* **Work order**:
All entries below are to be reproduced exactly.

Material for the task below:

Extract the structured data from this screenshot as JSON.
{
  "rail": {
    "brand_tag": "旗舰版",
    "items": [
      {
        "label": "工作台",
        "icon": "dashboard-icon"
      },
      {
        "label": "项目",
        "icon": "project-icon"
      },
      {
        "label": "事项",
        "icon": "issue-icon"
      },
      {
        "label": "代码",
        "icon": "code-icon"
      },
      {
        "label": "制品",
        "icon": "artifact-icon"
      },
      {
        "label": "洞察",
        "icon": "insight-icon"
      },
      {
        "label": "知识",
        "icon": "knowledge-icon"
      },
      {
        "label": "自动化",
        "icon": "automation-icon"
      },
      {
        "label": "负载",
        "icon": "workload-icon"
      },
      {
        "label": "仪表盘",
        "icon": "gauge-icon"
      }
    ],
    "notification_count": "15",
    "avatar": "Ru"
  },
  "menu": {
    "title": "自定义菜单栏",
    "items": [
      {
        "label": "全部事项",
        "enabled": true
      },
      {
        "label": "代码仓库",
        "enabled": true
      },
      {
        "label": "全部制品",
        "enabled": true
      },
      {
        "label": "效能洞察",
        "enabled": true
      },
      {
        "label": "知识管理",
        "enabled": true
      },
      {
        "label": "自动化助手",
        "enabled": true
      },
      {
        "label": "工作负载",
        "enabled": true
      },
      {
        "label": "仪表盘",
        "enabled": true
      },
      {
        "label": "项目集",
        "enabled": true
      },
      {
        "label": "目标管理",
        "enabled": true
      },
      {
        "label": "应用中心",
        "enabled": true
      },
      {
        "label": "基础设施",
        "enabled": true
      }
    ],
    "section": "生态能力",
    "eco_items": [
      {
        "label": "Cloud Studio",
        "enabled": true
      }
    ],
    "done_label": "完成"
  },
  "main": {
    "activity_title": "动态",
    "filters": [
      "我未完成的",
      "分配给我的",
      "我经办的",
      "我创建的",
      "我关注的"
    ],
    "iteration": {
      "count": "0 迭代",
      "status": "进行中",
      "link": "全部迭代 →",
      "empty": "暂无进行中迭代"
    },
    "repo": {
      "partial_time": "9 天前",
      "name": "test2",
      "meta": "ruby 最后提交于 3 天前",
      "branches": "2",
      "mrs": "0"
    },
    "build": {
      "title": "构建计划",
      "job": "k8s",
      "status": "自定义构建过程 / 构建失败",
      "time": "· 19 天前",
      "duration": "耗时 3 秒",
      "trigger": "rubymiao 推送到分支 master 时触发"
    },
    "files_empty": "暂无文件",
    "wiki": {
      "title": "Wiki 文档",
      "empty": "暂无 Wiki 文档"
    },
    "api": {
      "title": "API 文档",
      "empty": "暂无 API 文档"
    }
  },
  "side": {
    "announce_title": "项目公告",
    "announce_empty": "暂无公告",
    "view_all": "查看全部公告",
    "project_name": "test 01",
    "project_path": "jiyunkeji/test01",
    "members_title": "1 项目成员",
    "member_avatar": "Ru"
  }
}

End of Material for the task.

* **Solution to this exercise**:
Extract the structured data from this screenshot as JSON.
{
  "rail": {
    "brand_tag": "旗舰版",
    "items": [
      {
        "label": "工作台",
        "icon": "dashboard-icon"
      },
      {
        "label": "项目",
        "icon": "project-icon"
      },
      {
        "label": "事项",
        "icon": "issue-icon"
      },
      {
        "label": "代码",
        "icon": "code-icon"
      },
      {
        "label": "制品",
        "icon": "artifact-icon"
      },
      {
        "label": "洞察",
        "icon": "insight-icon"
      },
      {
        "label": "知识",
        "icon": "knowledge-icon"
      },
      {
        "label": "自动化",
        "icon": "automation-icon"
      },
      {
        "label": "负载",
        "icon": "workload-icon"
      },
      {
        "label": "仪表盘",
        "icon": "gauge-icon"
      }
    ],
    "notification_count": "15",
    "avatar": "Ru"
  },
  "menu": {
    "title": "自定义菜单栏",
    "items": [
      {
        "label": "全部事项",
        "enabled": true
      },
      {
        "label": "代码仓库",
        "enabled": true
      },
      {
        "label": "全部制品",
        "enabled": true
      },
      {
        "label": "效能洞察",
        "enabled": true
      },
      {
        "label": "知识管理",
        "enabled": true
      },
      {
        "label": "自动化助手",
        "enabled": true
      },
      {
        "label": "工作负载",
        "enabled": true
      },
      {
        "label": "仪表盘",
        "enabled": true
      },
      {
        "label": "项目集",
        "enabled": true
      },
      {
        "label": "目标管理",
        "enabled": true
      },
      {
        "label": "应用中心",
        "enabled": true
      },
      {
        "label": "基础设施",
        "enabled": true
      }
    ],
    "section": "生态能力",
    "eco_items": [
      {
        "label": "Cloud Studio",
        "enabled": true
      }
    ],
    "done_label": "完成"
  },
  "main": {
    "activity_title": "动态",
    "filters": [
      "我未完成的",
      "分配给我的",
      "我经办的",
      "我创建的",
      "我关注的"
    ],
    "iteration": {
      "count": "0 迭代",
      "status": "进行中",
      "link": "全部迭代 →",
      "empty": "暂无进行中迭代"
    },
    "repo": {
      "partial_time": "9 天前",
      "name": "test2",
      "meta": "ruby 最后提交于 3 天前",
      "branches": "2",
      "mrs": "0"
    },
    "build": {
      "title": "构建计划",
      "job": "k8s",
      "status": "自定义构建过程 / 构建失败",
      "time": "· 19 天前",
      "duration": "耗时 3 秒",
      "trigger": "rubymiao 推送到分支 master 时触发"
    },
    "files_empty": "暂无文件",
    "wiki": {
      "title": "Wiki 文档",
      "empty": "暂无 Wiki 文档"
    },
    "api": {
      "title": "API 文档",
      "empty": "暂无 API 文档"
    }
  },
  "side": {
    "announce_title": "项目公告",
    "announce_empty": "暂无公告",
    "view_all": "查看全部公告",
    "project_name": "test 01",
    "project_path": "jiyunkeji/test01",
    "members_title": "1 项目成员",
    "member_avatar": "Ru"
  }
}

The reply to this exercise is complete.